I park the Xtracycle under a canopy so it’s safe from any rain that may decide to fall, and go inside to work, with two thoughts in my mind. Firstly: I really should whine less about living in an ‘urban’ area, and secondly: why do perfect days like this only happen when I forget my camera?
We’ve had a wet summer, the sort where if you see the sun you call a policeman. This is a problem because at the bike shop we rely on a good summer to keep the accounts from becoming a nasty shade of red in winter. We aren’t there -yet- but it’d be nice to actually see a customer now and again and the boss has asked my if I have any ideas about how we could, perhaps, persuade people to wander over the threshold occasionally.
We’re a small bike shop (ie: we have no money) in a hilly town that does as little as possible for cyclists, and which has cold winters and the cycle lanes aren’t cleared of snow and ice. And they are steep in places. Oh, and we’re just up the (steep) hill from the Mercedes factory, so cars are big here. Despite that there’s massive potential for recreational and transport cycling because of the geography: for historical reasons those traffic free routes we do have are more direct in many cases than roads, when they aren’t on steep hills. The shop is on the edge of the town centre, but right next to the main bus stop, so we have a lot of foot traffic although it’s hidden from the road by parked cars. At the moment it’s a mess.

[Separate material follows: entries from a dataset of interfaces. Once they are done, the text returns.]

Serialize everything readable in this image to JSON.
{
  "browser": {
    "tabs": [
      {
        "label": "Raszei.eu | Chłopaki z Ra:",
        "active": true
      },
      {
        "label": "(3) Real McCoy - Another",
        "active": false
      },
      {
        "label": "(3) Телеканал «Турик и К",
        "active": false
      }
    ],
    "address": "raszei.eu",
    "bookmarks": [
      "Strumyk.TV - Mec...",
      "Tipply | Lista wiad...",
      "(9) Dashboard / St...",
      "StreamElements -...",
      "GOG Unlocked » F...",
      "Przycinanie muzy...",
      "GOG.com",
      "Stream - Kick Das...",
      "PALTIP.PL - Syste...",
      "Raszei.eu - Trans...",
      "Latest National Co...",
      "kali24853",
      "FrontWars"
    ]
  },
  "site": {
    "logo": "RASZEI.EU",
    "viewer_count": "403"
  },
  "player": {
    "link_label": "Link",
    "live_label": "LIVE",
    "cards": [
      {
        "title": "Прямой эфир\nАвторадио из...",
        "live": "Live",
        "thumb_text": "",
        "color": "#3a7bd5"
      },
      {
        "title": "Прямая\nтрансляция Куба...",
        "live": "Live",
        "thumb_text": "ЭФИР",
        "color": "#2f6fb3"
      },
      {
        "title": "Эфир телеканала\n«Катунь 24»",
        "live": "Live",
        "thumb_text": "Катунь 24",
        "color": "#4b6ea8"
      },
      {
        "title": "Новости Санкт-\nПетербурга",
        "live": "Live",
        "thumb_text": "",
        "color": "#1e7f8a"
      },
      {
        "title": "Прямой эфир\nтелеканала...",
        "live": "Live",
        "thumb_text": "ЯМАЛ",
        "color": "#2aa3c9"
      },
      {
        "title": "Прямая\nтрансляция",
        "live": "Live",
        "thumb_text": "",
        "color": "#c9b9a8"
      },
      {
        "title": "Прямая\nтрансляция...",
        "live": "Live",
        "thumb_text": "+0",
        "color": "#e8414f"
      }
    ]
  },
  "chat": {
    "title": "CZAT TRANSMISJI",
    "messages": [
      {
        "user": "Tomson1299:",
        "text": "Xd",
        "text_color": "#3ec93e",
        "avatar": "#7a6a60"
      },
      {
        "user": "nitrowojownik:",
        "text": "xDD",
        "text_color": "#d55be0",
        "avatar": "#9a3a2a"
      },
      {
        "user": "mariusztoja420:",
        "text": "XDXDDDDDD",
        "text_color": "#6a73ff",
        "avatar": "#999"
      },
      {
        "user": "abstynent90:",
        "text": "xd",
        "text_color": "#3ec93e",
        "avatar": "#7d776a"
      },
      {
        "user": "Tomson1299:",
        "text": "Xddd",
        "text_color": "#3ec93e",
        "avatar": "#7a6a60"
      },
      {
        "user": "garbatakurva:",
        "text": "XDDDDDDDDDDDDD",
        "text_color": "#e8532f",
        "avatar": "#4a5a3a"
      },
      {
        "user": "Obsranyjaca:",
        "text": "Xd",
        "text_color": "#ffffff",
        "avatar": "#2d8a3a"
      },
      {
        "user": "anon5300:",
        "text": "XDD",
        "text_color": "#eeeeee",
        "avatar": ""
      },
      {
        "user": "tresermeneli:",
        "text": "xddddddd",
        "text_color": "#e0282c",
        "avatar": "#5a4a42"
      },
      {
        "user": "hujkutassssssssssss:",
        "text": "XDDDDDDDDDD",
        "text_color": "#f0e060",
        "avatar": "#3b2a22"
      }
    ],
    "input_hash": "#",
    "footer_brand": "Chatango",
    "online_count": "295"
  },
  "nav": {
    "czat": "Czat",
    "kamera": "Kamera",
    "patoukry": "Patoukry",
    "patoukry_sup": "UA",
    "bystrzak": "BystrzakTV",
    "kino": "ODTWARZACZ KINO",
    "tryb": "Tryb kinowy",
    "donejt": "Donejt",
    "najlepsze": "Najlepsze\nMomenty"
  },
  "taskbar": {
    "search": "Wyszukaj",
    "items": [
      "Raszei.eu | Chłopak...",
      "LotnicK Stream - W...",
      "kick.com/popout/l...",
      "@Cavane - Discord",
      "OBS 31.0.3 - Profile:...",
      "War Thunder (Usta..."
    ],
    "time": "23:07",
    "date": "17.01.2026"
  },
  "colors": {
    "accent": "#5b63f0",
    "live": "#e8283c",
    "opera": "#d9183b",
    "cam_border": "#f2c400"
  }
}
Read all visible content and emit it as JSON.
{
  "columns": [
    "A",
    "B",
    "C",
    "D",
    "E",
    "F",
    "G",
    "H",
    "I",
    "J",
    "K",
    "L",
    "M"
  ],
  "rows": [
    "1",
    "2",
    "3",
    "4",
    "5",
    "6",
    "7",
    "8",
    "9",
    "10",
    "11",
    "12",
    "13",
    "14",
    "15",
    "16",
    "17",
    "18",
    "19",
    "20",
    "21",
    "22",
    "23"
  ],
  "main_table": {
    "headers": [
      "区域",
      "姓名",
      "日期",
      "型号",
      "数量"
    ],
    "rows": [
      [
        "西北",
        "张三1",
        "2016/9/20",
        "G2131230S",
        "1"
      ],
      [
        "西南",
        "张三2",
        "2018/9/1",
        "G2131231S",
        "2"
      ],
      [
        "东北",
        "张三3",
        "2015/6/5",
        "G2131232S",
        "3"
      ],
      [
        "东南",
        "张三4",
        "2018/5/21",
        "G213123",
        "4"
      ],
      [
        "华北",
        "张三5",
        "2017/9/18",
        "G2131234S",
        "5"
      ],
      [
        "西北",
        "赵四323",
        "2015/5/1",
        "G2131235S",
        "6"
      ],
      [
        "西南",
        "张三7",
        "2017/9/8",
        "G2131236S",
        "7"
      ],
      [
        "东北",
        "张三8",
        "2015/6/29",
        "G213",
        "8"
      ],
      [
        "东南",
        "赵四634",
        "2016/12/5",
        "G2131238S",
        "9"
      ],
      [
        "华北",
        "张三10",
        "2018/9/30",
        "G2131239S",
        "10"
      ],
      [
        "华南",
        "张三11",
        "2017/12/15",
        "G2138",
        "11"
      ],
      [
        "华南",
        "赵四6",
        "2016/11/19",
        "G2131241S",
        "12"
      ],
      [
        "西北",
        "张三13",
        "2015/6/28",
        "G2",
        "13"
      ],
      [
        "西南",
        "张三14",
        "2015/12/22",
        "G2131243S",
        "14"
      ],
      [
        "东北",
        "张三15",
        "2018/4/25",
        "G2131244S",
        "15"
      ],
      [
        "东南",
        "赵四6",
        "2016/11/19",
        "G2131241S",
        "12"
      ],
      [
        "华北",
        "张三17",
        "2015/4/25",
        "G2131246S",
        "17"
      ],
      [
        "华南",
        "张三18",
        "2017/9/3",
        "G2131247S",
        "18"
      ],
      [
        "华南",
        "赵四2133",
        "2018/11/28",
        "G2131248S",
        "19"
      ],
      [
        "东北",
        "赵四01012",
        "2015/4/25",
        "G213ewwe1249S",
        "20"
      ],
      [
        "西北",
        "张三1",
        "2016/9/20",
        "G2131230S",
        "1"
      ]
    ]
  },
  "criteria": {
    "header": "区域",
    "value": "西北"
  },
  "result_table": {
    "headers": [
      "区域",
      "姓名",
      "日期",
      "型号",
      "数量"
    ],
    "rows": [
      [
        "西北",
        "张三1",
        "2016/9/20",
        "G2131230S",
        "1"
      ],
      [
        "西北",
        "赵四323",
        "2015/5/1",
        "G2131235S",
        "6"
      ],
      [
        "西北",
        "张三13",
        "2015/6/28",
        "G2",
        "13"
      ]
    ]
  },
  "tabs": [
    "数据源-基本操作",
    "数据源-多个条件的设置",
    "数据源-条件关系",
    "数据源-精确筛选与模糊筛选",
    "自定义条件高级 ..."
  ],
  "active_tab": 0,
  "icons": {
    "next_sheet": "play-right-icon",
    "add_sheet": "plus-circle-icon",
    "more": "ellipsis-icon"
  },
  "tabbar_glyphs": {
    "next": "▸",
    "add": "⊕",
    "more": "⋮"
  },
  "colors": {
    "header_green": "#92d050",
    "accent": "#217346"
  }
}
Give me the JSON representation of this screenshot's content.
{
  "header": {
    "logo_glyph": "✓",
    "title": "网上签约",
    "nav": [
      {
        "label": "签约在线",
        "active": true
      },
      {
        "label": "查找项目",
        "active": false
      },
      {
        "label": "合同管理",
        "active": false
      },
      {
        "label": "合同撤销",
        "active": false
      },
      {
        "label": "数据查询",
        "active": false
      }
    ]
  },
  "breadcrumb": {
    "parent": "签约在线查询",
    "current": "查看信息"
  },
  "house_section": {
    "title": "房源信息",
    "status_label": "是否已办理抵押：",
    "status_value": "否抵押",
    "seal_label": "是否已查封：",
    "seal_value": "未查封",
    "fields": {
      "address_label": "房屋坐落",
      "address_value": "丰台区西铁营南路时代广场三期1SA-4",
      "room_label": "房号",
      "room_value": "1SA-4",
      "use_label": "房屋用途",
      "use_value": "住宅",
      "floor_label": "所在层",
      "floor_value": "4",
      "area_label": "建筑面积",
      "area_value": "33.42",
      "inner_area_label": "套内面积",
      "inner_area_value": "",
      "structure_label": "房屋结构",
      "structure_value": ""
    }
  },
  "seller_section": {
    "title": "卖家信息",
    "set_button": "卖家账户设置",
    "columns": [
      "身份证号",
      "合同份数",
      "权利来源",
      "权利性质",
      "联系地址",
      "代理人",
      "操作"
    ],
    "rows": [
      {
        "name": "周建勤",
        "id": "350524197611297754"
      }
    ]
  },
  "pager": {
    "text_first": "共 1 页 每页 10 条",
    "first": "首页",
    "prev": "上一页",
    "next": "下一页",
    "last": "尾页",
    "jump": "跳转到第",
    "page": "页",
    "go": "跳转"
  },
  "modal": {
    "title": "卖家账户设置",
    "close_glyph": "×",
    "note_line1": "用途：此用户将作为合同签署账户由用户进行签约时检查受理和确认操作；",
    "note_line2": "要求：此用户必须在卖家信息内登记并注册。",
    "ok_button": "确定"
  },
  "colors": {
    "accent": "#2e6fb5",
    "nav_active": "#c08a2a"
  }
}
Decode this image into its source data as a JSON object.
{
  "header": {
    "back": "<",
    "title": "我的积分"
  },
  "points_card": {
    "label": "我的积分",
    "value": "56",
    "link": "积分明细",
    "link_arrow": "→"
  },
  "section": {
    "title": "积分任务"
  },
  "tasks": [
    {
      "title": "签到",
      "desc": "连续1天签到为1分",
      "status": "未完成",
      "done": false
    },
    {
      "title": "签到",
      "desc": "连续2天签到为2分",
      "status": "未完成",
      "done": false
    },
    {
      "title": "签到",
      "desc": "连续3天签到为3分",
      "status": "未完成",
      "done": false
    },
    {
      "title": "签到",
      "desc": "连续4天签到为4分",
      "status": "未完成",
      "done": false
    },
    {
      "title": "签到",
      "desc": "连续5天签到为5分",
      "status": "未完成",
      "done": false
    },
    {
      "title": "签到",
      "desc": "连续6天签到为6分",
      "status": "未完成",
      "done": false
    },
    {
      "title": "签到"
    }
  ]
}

This means trying to get people to buy stuff. As I spend a lot of time not buying stuff, I’m putting a personal engine into reverse gear for a bit to come up with ideas, and I could do with some help here.
Here’s what I’ve come up with so far. Any ideas and suggestions welcome:
Focus on cycling as convenient, fun, and a way to go on adventures to great places (see video above)
Advertising on the Bakfiets (I don’t mind carrying an advert if I can take it off again later)
Running tours? (Possibly english speaking)
Two adverts in the shop window so commuters and bus passengers see them, mostly about hopw much more fun it is to use a bike, and how much money you save over cars. Again: convenience and adventure.
Aim to be proficient in a range of maintenance tasks by next summer, so I can take a ‘mobile workshop’ (Bakfiets again) to local markets and fix bikes there.
Do checkups for schools and cycle courses.
Run repair classes.
Host evenings for environment groups and cycle groups.
Start selling clothes and bagy, not (just) for cyclists, more adventurewear, travelwear.
Change displays to show fun, convenience, adventure, not bike parts: move bike parts behind counter and more accesible things in front.
Move old used bikes away from the door (they look really tatty and they don’t sell very well). Maybe even ask their owners to take them back home.
We can’t afford a lot of bikes, so really allow a lot ofdisplay space for the ones we have so they look really good. Have four areas: Family, Transport, Travel and Fun, with one or two bikes in each, possibly even set up with bags and things so people get an idea, this also this means we are saving space.
For display signs, hand paint signs on wood to give a natural feel. (I knew that set painting in the theatre diploma would be handy one day)
Use the whole front area for this and clothes, not repaired bikes like we do now…
Have a clear area to store repaired bikes, with a (wooden) sign.
Get rid of the massive junk piles behind the counter and use the space for bikes awaiting repair.
Tidy up back room for storing dead/long term bikes
Use old canvasses left by previous shop and make road signs for exotic places (set painting again).
Basically, focus on convenience, adventure and travel.
Any other ideas from anyone?
Pedelec in Würzburg. The sticker in the back window translates as: “How many cars do people need?”
Apparently they are made by a German company and are a battery/pedal hybrid.
Personally I’d go for a pedal-only huneligger, but I still like the look of it.